The Times

Not long ago I wrote in this slot about how everything my Indian mother has ever advocated about finance has turned out to be right and that she’d make a brilliant fund manager. It remains true, but in recent months it has become apparent that I didn’t go far enough. The fact is that pretty much everything my mother has ever argued for has turned out to be correct. So much so that it increasingly feels as if she has surreptitiously performed a reverse takeover of modern metropolitan life.

Take turmeric, for example, which she has always insisted can cure any kind of ailment and which is now being advocated by health gurus everywhere and even being used as an ingredient in chain coffee lattes. Meanwhile, the fundamentals of Indian arranged marriages, which she used to advocate until I took control of my own life, now account for a good chunk of reality TV, whether it is ITV’s Meet The Parents or Channel 4’s Married At First Sight. Then, this week I met Rachel Fay, who describes herself as one of Britain’s first ever professional “introducers”, specialising in taking the pain out of business mingling and tackling what she describes as a “national networking emergency”.

On the face of it, there may not be anything particularly Punjabi about Fay’s chosen specialism: she aims to remove the pain of networking by going through guests lists in advance for clients and working out who they should meet, establishing who on the guest list has actually turned up or left early, making introductions, and ending them when necessary, ensuring you don’t get stuck. Any Punjabi will tell you, however, that this is precisely what Indian mothers do with their children at social gatherings, especially weddings: introducing you to a succession of people, whether you want to or not, in the desperate hope you’ll fancy someone enough to marry them.

If I’m honest, I was looking forward to test driving Fay’s services at a UK Indian Business Council hobnobbing event held at the Taj Hotel in St James’ Court on Monday about as much as an actual ten-day Indian wedding in Slough. Or perhaps, a Trump rally. Though it turns out I’m not alone in having this response. According to a recent study conducted by three famous business schools into “instrumental networking”, where, according to Forbes, “you try to make connections with the purpose of advancing your career, as opposed to personal, spontaneous networking where your goal is to pursue emotional connections and friendship”, the whole thing makes people literally feel dirty — so much so that they consider taking a shower or brushing their teeth afterwards. As I walked into the hotel reception room with Fay, I wanted to go much further though and set fire to myself.

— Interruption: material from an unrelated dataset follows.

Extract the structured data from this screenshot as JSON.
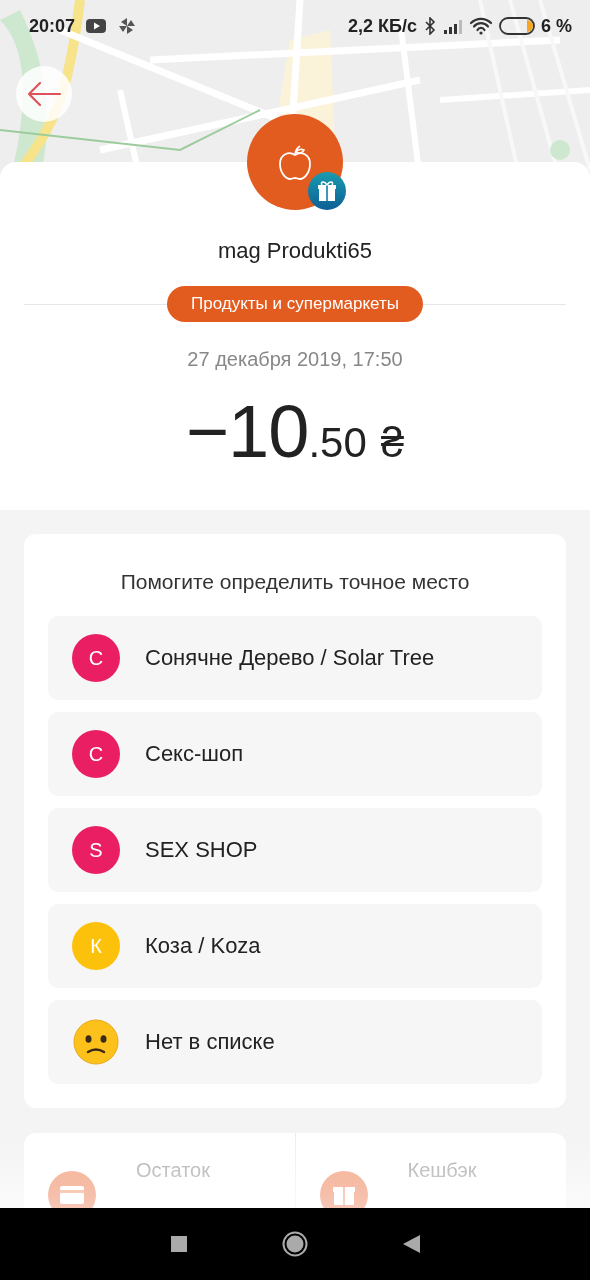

Journalism, a trade which essentially involves getting to the point as quickly as possible, has so destroyed my attention span that in recent years I have walked out early, as a result of sheer boredom, of Downing Street receptions, award-winning plays and even my own birthday party, let alone random networking events. At the age of 40, the thing I long for most is the cancellation of social engagements, not the creation of new ones. I barely have the time for my actual friends and colleagues, let alone complete strangers, and when the first person I saw in the room was a British peer I have criticised at length in this column, I suddenly became acutely aware that I did not possess any business cards, that I was the only man in the room not in a suit, and begged Fay to let me go as quickly as possible.

I’m not proud but I may have feigned a sudden lunch appointment, but she insisted I stay, saying my desire to flee is typical. Married to a corporate lawyer, she said she became aware some years ago that most Brits dread networking: they fear everything from not recognising people, to saying hello, to being stuck next to a bore, to not being able to find a relevant person in a room, to struggling to find something worthwhile to say. “The point of business networking is to meet people who lead to deals which make money,” she added, but people hate networking so much that many spend such events hiding in toilets, or leaving at the earliest opportunity.

Thus told off in, frankly, motherly fashion, she introduced me to a man who did something in design. She then made me talk to someone who did something in public affairs. She insisted I listen to an Indian minister being interviewed on stage. Then, as the inevitable food arrived, there were more introductions to lobbyists, entrepreneurs, politicians. I can’t say all the conversations were successful. The Indian minister’s response to Fay’s introduction was: “I am taking questions from the media later at 2.30pm.” I ended up with a bunch of new invitations on LinkedIn, which is the last thing anyone on this planet needs. I met someone from a travel company who might prove useful for a book I’m working on, though. I met a PR who might give me story ideas, and I began to see the point of hiring an introducer like Fay.

At least, I can see how they might remove some of the agony of what is a necessary business evil, allowing you to do some work on your phone, while someone else goes through the guest lists, reduces the chance of you having to talk to randoms, and drags you away when you get stuck in a conversation about the state of the potholes on the A4123. I suppose a very good party host would do what Fay does, but they rarely do. Also, I suppose a very good PA could function as a basic introducer, but most of us don’t have PAs. Besides, my mum would approve of the idea and she is someone who, I have realised, is always right.

The Times,  3 March 2017